--- START ---

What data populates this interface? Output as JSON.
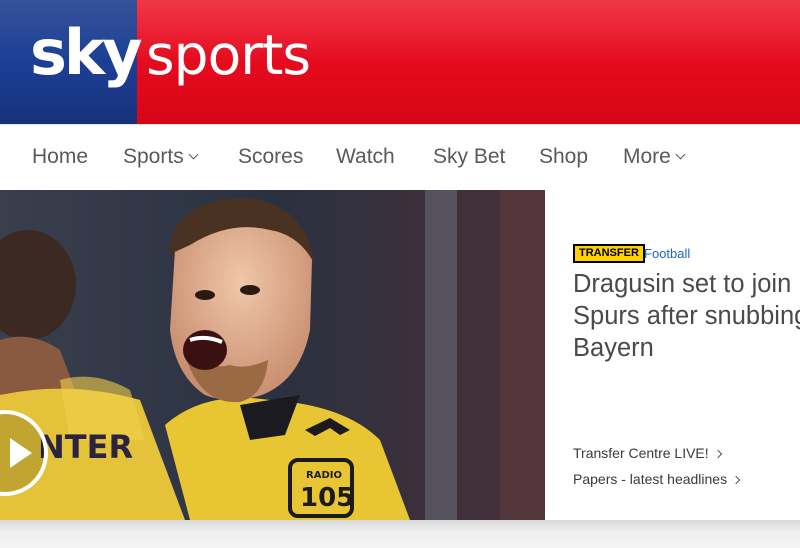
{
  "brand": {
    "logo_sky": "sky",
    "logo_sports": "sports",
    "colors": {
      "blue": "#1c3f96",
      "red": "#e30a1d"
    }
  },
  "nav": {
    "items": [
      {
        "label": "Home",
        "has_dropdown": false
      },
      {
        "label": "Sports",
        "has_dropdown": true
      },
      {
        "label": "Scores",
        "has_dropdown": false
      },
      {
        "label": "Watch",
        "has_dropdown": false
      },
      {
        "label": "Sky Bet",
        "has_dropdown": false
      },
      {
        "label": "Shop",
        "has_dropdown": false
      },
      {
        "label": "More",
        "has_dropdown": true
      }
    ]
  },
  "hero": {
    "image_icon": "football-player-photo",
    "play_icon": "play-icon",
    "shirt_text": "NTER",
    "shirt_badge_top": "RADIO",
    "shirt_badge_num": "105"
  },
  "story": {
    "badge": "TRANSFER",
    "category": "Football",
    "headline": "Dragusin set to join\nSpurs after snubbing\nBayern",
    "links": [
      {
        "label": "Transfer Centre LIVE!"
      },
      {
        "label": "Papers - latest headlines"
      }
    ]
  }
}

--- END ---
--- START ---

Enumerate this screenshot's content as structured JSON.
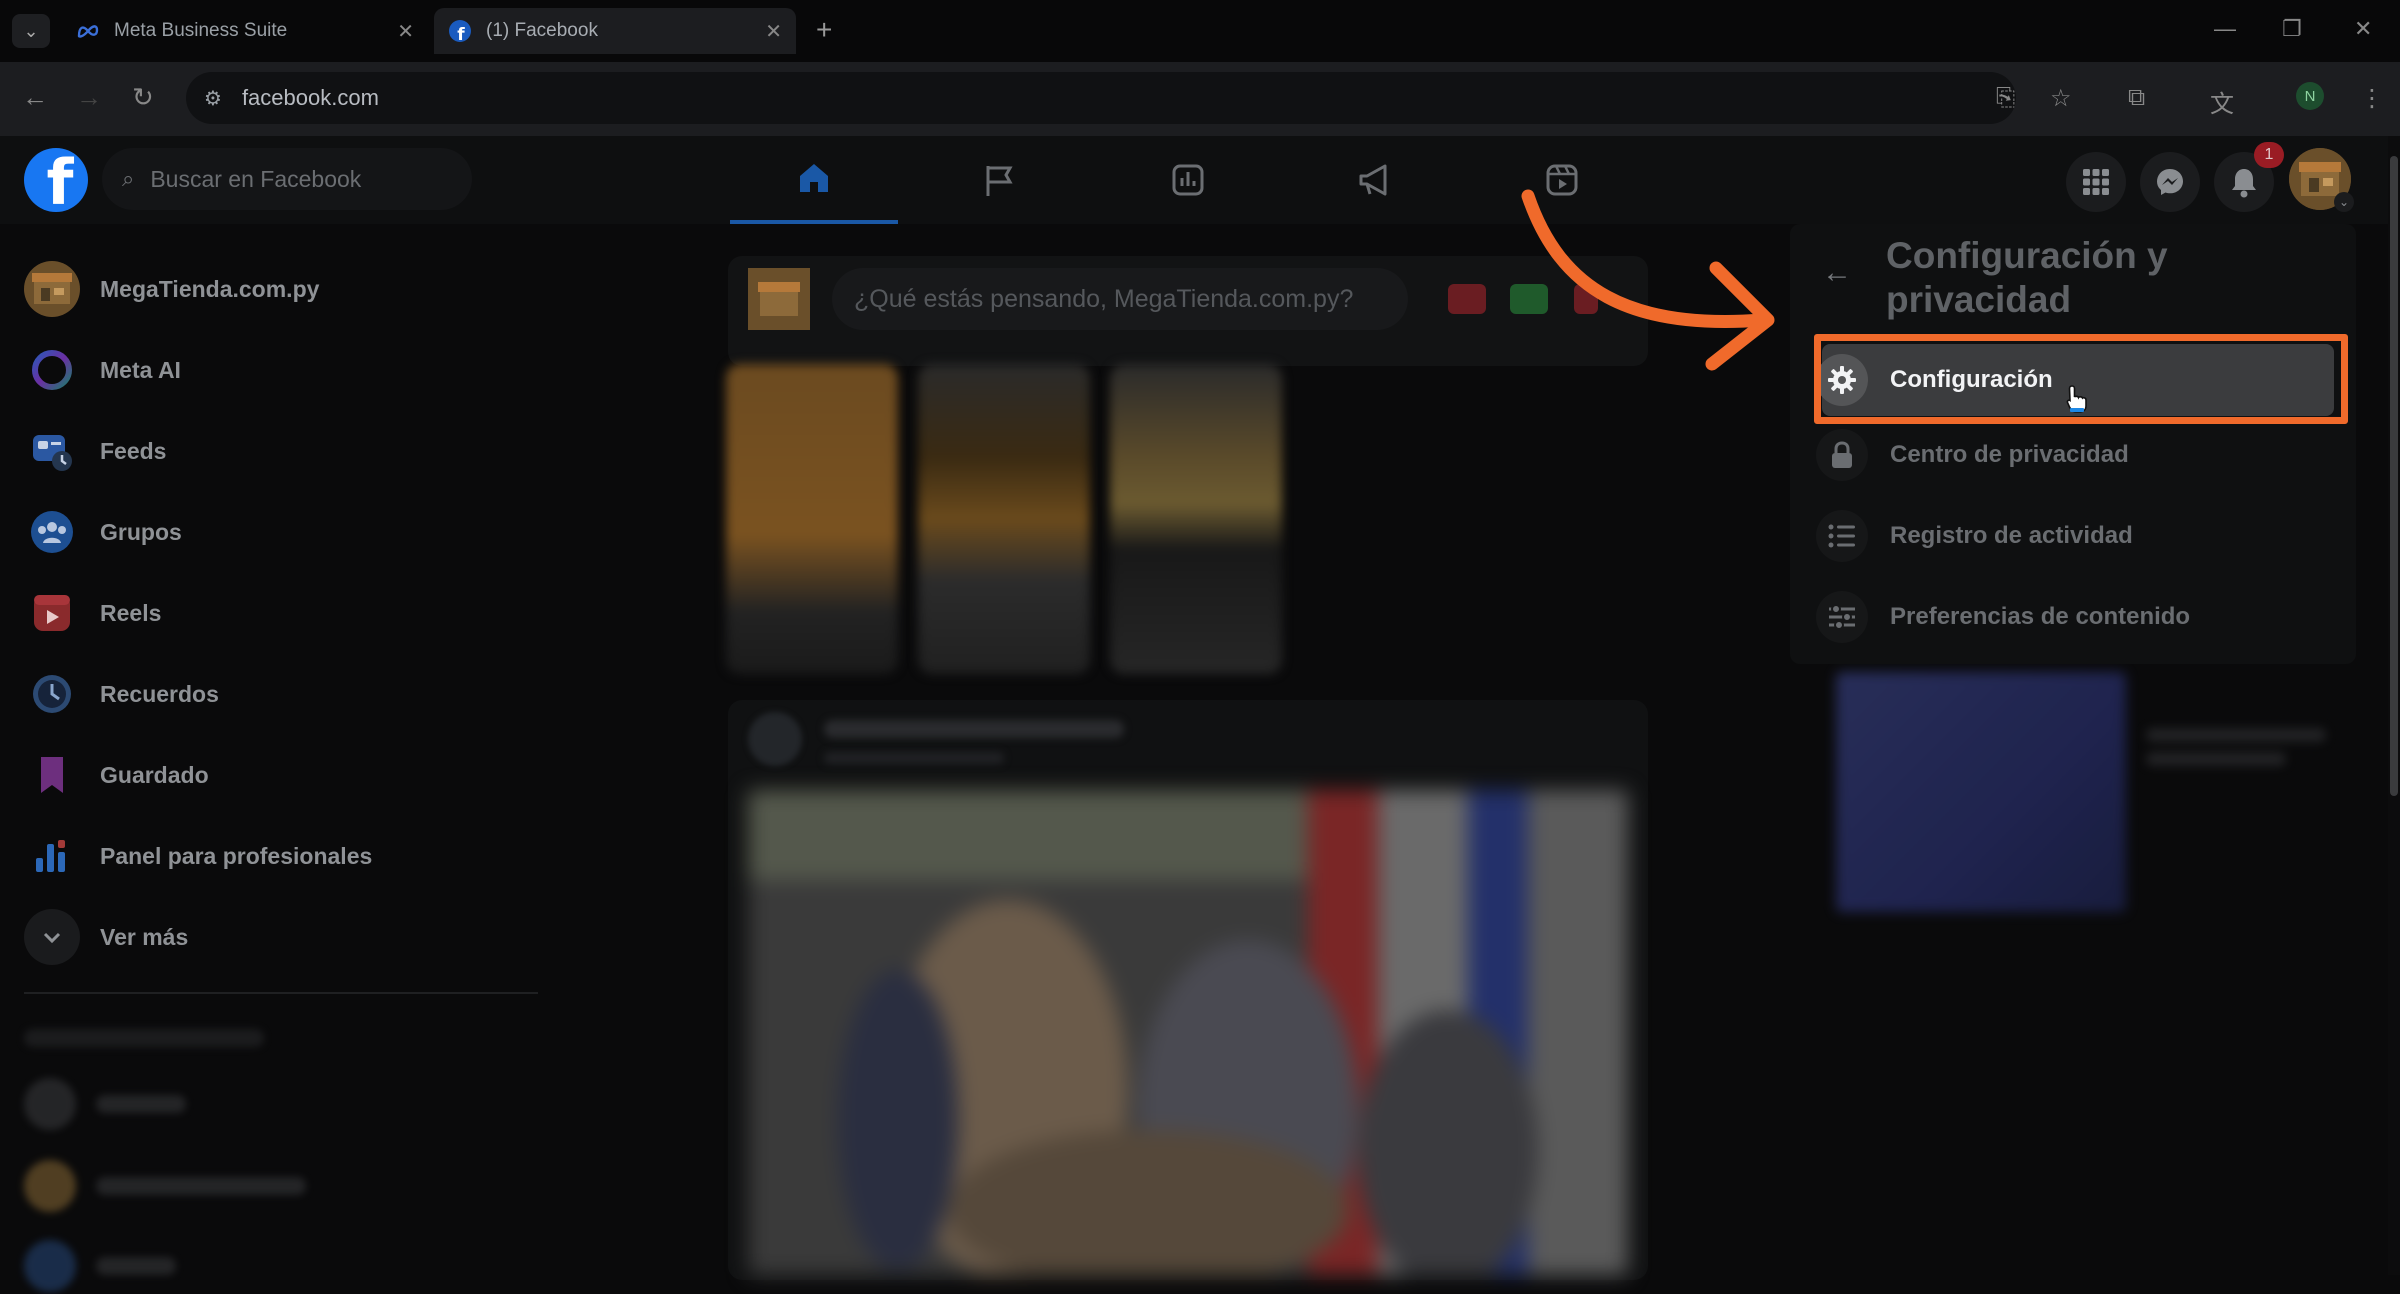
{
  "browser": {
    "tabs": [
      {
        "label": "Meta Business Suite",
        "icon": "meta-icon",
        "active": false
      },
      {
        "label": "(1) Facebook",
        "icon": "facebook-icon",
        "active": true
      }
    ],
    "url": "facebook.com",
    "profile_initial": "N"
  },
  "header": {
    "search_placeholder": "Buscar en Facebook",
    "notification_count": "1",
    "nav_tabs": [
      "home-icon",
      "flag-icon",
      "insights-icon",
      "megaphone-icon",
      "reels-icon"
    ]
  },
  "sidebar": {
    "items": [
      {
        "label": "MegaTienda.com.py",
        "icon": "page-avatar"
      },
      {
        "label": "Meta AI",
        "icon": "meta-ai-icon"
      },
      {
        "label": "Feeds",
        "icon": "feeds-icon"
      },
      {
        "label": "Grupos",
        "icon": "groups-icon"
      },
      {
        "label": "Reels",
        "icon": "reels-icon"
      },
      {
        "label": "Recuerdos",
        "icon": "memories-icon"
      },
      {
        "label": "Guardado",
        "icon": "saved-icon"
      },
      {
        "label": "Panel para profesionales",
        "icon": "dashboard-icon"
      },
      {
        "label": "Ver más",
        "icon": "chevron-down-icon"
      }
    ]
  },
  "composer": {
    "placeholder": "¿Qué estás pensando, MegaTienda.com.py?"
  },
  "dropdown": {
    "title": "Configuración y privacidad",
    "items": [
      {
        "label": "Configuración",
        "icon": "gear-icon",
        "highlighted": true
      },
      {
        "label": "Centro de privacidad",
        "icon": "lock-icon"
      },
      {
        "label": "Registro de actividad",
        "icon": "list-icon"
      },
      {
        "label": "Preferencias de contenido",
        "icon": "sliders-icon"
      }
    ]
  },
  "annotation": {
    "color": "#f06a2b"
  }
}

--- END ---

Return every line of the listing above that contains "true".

        "has_dropdown": true
        "has_dropdown": true
        "active": true
        "highlighted": true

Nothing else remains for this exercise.